EU migration: EU presses Turkey to agree deal
A delegation of European commissioners has travelled to Turkey in a last-ditch bid to secure a draft agreement on tackling Europe's migration crisis.
The EU had hoped to have an agreement in place ahead of a summit on Thursday.
But matters were delayed by three days of national mourning in Turkey after Saturday's bomb attacks in Ankara.
Nearly 600,000 migrants have reached the EU by sea so far this year, most via Turkey, says the International Organisation for Migration.
Turkey is thought to be hosting some two million migrants, most of them fleeing the war in neighbouring Syria.
In return for greater co-operation with the EU, Turkey is expected to press for more rapid progress towards visa-free travel for its citizens to European countries that have abolished border controls within the so-called Schengen area.
But the EU Council President Donald Tusk has warned that concessions will only be granted if they help reduce the influx of migrants, which stands at a record level.
Mr Tusk warned that next spring could bring an even bigger wave.
Migration in 2015
- More than 590,000 arrivals by sea to Europe in 2015, the IOM says - EU border force Frontex records 710,000 arriving in Europe overall, but cautions that a "large number" may have been double-counted in Greece and then Hungary/Croatia
- Up from 282,000 in 2014 (Frontex)
- 350,000 people detected arriving on Greek islands January-September this year - mainly from Turkey (Frontex)
- More than 3,000 people died trying to cross Mediterranean to Europe this year - mainly between Libya and Italy (IOM)
European Commission Vice-President Frans Timmermans is leading the delegation seeking to persuade the Turkish government to sign up to a joint action plan on the migration crisis.
Ahead of the visit, Mr Timmermans criticised EU nations for failing to provide funds and experts promised to help deal with the migrant crisis.
He said just three of the 28 EU members had pledged a total of about 12m euros (£8.9m; £13.7m) to a fund aimed at helping African countries manage their borders. The pot of money was supposed to accrue 1.8bn euros over two years.
Only 130 police officers have been volunteered to help fingerprint people, he continued, falling far short of the 1,000 officers the EU's border agency and asylum office had been hoping for.

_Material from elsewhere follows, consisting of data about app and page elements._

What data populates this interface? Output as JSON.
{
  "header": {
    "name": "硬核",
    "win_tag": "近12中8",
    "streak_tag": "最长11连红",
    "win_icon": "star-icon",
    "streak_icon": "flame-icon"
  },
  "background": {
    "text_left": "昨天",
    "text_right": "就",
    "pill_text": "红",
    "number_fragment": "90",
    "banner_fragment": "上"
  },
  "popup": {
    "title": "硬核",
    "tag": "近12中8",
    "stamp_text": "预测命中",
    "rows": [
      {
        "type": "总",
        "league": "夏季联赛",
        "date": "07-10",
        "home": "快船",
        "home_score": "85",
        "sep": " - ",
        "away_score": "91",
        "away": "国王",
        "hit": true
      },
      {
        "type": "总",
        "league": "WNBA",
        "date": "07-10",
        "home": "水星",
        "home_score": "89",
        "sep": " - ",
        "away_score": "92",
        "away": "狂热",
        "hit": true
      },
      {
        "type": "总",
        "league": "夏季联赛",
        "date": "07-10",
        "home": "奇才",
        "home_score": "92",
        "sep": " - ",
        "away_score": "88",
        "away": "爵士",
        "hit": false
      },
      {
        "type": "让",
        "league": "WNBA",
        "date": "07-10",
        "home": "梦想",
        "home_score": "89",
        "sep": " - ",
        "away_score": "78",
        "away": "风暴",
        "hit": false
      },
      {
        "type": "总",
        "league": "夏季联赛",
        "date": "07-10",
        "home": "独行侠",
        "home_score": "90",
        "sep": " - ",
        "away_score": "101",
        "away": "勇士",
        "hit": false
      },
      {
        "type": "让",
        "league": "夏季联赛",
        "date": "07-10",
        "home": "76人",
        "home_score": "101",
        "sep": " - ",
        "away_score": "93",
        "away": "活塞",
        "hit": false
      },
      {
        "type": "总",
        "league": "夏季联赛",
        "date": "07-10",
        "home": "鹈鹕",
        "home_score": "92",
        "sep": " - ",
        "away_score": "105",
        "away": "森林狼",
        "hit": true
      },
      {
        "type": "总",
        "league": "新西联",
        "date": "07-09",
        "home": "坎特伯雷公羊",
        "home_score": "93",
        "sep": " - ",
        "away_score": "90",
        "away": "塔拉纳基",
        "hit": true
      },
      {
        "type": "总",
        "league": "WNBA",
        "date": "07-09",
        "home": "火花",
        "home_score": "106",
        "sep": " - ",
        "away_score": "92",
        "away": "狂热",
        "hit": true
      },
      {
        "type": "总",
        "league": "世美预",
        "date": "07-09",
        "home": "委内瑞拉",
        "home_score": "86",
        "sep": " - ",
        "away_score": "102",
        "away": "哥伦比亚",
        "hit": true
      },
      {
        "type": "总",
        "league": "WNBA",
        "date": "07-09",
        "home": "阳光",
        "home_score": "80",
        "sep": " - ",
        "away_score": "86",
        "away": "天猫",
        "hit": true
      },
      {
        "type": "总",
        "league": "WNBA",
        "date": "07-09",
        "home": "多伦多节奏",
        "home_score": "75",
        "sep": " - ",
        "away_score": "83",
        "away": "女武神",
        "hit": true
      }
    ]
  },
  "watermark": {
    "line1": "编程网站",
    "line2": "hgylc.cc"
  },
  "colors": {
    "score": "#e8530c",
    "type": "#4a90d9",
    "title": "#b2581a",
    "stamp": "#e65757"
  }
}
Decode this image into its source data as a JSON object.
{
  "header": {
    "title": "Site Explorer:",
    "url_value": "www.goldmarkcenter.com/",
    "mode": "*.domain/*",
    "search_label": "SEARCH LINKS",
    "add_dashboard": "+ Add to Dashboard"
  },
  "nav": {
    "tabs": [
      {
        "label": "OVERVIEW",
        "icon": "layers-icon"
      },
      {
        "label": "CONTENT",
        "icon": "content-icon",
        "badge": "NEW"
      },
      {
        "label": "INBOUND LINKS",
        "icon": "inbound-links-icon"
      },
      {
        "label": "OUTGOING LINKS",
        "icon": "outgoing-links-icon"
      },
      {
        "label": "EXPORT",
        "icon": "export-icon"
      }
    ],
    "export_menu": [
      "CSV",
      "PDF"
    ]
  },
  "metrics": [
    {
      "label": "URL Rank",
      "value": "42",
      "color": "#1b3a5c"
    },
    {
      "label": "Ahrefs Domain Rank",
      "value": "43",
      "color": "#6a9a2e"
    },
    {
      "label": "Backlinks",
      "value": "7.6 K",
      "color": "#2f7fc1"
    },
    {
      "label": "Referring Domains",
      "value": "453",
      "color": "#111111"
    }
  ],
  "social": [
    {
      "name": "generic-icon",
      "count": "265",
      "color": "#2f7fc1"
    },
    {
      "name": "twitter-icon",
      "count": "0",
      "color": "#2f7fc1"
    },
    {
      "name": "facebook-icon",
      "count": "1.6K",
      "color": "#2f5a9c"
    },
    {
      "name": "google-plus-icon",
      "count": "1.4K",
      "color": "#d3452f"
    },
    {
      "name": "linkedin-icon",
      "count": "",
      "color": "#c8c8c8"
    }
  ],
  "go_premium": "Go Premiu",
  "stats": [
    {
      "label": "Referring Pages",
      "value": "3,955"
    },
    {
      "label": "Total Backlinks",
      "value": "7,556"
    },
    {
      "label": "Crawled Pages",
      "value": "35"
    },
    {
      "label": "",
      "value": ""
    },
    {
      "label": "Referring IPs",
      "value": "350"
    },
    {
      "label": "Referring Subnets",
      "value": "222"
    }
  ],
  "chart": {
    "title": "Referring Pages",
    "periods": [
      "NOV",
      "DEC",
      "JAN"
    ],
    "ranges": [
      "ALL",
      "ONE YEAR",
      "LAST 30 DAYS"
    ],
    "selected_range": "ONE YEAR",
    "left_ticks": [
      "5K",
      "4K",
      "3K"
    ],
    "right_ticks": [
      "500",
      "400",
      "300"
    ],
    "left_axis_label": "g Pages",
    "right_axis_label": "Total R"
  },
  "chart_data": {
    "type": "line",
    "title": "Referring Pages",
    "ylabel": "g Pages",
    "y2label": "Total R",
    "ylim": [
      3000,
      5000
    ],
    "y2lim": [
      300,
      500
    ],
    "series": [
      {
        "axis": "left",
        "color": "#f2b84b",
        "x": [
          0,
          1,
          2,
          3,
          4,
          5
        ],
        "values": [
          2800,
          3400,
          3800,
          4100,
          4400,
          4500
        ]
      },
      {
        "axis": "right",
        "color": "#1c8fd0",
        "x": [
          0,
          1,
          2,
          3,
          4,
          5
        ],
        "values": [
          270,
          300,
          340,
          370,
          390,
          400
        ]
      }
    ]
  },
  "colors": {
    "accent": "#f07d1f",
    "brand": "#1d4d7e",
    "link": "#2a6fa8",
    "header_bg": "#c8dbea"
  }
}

"Words need to be matched with action," he told reporters before flying to Turkey.
The joint action plan includes:
- Greater financial and procedural support for Turkey to deal with migrants
- Gaining permission from Turkey to help patrol its coastline
- Combating people smuggling
- Strengthening return operations
Many of the issues are sensitive ones, say correspondents - Greece, for instance, fears Turkey could increase its presence in the Aegean Sea separating the two nations where the two have rival territorial claims.
And some EU member states have concerns about embracing Turkey, citing concerns over its human rights record, policies towards the Kurdish minority and media freedom.
The atmosphere in Turkey, meanwhile, remains febrile with three top Ankara officials - police, intelligence and security chiefs - suspended in the wake of Saturday's bombings in which 97 people died.
In a letter to the 29 EU leaders ahead of Thursday's summit in Brussels, Mr Tusk warned that the goal of talks with Turkey was "to stem the wave of refugees to Europe. An agreement with Turkey makes sense if it effectively reduces the inflow of refugees.
"Concessions will only be justified when this goal is achieved."
So far in 2015, 710,000 irregular migrants have entered the EU compared with 282,000 for the whole of 2014, the bloc's border agency Frontex said on Tuesday.
In his letter, Mr Tusk warned that the regional situation was "difficult and politically very complex.
"Just to give one example, Turkey is calling on us to support the establishment of a safe zone in northern Syria, whereas Russia - increasingly engaged in Syria - is openly rejecting this idea."
He went on: "We must ask ourselves if the decisions we have taken so far, and the ones we are going to take on Thursday, are sufficient to contain a new migratory wave" - a wave, he warned, that could mean millions of new arrivals in the spring.